During the 2020 election, the validity of mail-in ballots was all the rage, especially from former President Donald Trump. Mail-in ballots were going missing, a lot of voters in New York reported receiving faulty absentee ballots and it took forever for millions of mail-in ballots to be counted as we waited to see who would be the next U.S. President.
Now almost a year and a half later, it has been found in multiple states that the mail-in ballots of Black voters were rejected more often than white voters, according to the New York Times.
An audit in Washington state discovered that the votes of Black residents were rejected four times more often than white voters. The main reason was problematic signatures, which disqualified one out of every 40 mail-in votes from Black residents. Overall, 29,000 ballots were rejected for signature problems.
According to Washington state officials, there is no evidence that the ballots cast by minority voters were singled out by poll workers or purposefully falsified. Many of the mail-in ballots were missing signatures or they did not match the one on file, which could be a result of voter inexperience. But no signs of racial bias were found and nothing to explain the racial disparity in rejections.

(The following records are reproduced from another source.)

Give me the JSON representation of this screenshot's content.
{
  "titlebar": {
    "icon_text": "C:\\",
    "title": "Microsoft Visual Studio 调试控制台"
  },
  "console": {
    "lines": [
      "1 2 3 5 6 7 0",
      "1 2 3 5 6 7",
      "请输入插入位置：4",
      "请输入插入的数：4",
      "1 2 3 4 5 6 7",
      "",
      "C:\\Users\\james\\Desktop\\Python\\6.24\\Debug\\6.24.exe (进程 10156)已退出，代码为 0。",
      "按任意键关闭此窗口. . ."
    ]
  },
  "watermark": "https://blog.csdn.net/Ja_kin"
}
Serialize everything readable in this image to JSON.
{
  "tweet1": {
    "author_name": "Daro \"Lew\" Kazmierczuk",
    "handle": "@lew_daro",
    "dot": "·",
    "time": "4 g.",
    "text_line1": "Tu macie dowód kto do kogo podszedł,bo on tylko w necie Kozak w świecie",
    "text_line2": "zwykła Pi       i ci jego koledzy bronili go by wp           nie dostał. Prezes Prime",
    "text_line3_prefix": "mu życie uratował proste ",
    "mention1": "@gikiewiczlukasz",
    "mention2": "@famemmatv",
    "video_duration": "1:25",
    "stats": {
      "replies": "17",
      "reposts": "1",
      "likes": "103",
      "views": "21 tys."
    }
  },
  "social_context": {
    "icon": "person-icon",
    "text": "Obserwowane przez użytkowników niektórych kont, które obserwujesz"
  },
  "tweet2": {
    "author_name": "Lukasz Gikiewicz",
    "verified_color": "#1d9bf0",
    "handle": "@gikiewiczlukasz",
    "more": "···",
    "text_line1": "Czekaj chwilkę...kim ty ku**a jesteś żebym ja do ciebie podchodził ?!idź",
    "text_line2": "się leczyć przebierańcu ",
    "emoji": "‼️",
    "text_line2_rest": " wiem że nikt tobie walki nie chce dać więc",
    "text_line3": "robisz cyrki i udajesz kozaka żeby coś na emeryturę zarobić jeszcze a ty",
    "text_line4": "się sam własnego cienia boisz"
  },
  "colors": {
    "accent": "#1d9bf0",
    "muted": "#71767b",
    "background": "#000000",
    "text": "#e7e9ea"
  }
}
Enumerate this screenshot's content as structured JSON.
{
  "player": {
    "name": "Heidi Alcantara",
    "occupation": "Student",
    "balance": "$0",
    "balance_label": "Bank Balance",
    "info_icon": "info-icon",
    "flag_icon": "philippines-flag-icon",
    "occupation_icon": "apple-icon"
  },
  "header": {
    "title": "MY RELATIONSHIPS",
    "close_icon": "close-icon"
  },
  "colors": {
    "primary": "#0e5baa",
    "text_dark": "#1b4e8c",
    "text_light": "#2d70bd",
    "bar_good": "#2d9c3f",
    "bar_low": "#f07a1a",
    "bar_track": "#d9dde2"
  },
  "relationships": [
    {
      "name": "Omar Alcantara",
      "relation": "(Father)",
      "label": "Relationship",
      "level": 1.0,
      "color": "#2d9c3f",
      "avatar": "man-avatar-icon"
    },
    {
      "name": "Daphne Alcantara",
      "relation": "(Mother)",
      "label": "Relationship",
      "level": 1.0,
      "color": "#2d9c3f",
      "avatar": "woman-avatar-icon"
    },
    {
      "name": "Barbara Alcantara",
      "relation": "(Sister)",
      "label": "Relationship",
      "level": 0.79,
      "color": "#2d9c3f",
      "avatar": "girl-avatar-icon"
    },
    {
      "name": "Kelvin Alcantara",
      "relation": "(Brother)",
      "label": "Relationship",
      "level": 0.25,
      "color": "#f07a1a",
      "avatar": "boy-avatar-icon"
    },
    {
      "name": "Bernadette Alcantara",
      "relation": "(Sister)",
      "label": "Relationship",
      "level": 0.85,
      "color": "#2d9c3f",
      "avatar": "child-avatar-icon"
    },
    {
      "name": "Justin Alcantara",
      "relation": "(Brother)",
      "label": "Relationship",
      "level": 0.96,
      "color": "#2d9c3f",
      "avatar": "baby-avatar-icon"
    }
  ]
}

The Washington state auditor, Pat McCarthy, thinks the disparity is “unacceptable” and has urged election officials to take actionable steps to address the racial disparities in ballot rejection.
From the New York Times:
The findings in Washington State mirror mail-ballot research that has been conducted in other states in recent years, including Georgia and Florida. But they are crucial in a state like Washington, which in 2011 became the second state to adopt all-mail balloting, behind Oregon. Mail-in voting has been an option for all statewide elections since 1991.
Turnout in states with all-mail balloting has been among the nation’s highest and is often seen as a key to attracting voters who may not otherwise cast ballots because of the challenges of work, child care or transportation. It has become an increasingly popular option during the pandemic, with 43 percent of voters around the country casting their ballot by mail during the 2020 general election.
The co-founder of Black Voters Matter, LaTosha Brown says sending votes by mail can expand access to voting, specifically to Black people who have historically faced legal and racial blocks to voting, according to the New York Times.
“That shouldn’t be concerning just for me as a Black American,” she said, according to the Times, “That should be concerning for anyone who cares about democracy.”
More from the New York Times:
The disparities found in other states with rejected ballots mirrored those found in Washington. Researchers examining mail-in votes from the 2018 election in Georgia found that racial and ethnic minorities were more likely to have their on-time ballot rejected compared with white voters. Similar disparities were found during the 2018 election in Florida by researchers working with the American Civil Liberties Union, a review that also found disparities for younger voters, first-time voters and military personnel. Journalists have found similar trends in North Carolina and Colorado — and previously in Washington State.